  2. Expanding the candidate pool of cardiothoracic surgeon leaders – STS is reviewing existing resources and developing new STS tools to help identify individuals with specific interests or skills to fill specific leadership roles. For example, creating a list of physicians who self-nominated in the past but were not appointed to a Workforce could potentially serve as a valuable resource for Workforce Chairs in selecting members to populate their respective task forces in the future. Also, the Women in Thoracic Surgery (WTS) “Find an Expert” resource designed to enhance the process of identifying qualified women for STS leadership positions has been proposed and is being reviewed by STS leadership.
  3. Reviewing individual STS surgeon leader involvement and limiting participation where appropriate are very practical ways to enhance the breadth of member participation and expand leadership opportunities. A detailed review of Standing Committee, Workforce, and Task Force membership is under way.
  4. Ensuring the diversity of STS leaders – STS leadership is committed to all forms of diversity as a means of enhancing the organization’s ability to represent the profession more fully. As such, efforts are under way to obtain additional STS membership data on diversity in areas related to underrepresented minorities and gender diversity as part of a process to establish “where we are now” and “where and how we can improve.” Enhancing engagement with stakeholder organizations such as WTS and the Association of Black Cardiovascular and Thoracic Surgeons, as well as seeking ongoing assistance from the STS Workforce on Diversity and Inclusion to help guide decisions on relevant issues also is being prioritized to help ensure that a variety of viewpoints and experiences are represented.

Through these initiatives, our objective is to evaluate these procedures in a transparent manner with a goal towards improving our longstanding approach of selecting STS leaders.
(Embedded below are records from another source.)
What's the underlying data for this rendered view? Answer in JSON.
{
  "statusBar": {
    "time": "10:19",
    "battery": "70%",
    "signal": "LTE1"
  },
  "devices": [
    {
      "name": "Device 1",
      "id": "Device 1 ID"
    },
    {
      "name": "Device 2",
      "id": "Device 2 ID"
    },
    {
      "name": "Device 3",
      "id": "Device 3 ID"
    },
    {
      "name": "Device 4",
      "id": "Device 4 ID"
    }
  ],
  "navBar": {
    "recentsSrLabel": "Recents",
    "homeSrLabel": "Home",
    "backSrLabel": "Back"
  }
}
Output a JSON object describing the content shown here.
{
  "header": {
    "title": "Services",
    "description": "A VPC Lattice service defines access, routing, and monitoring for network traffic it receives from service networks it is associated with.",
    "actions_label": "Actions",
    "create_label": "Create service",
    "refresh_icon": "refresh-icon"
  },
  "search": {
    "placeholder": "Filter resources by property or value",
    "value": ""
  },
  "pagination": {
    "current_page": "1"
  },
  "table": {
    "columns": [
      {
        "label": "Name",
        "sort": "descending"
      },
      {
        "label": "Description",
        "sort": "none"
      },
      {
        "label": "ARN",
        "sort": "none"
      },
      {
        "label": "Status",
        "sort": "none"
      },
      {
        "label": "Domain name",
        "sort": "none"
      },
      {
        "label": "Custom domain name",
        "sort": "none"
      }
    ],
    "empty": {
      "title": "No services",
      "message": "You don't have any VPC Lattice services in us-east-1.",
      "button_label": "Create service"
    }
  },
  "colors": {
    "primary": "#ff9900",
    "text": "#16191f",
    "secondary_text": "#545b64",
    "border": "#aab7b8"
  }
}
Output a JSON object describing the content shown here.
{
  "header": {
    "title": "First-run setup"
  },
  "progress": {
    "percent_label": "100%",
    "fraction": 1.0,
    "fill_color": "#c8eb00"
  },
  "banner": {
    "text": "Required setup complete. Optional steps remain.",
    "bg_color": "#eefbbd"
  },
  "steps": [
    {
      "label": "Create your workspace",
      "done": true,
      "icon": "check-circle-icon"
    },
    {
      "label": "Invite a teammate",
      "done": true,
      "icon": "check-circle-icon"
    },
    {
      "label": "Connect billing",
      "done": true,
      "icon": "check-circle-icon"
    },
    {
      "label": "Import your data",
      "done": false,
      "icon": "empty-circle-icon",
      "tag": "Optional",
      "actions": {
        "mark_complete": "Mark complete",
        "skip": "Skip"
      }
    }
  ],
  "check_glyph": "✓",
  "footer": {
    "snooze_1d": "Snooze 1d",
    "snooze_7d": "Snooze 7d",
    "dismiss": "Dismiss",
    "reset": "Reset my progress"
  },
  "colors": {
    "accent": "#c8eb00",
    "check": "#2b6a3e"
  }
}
We recognize that organizations should reflect not only the current membership but also the future membership, and that proportional representation of groups does not automatically infer equitable representation.

STS is very thankful for the members who have served and are currently dedicating their valuable time and expertise as volunteer leaders to support our activities.

Being an active member and volunteer leader of STS has been among the most rewarding aspects of my professional life. I would strongly encourage anyone interested in exploring STS leadership opportunities to use the self-nomination process or seek mentorship from an STS leader in your area of interest or expertise.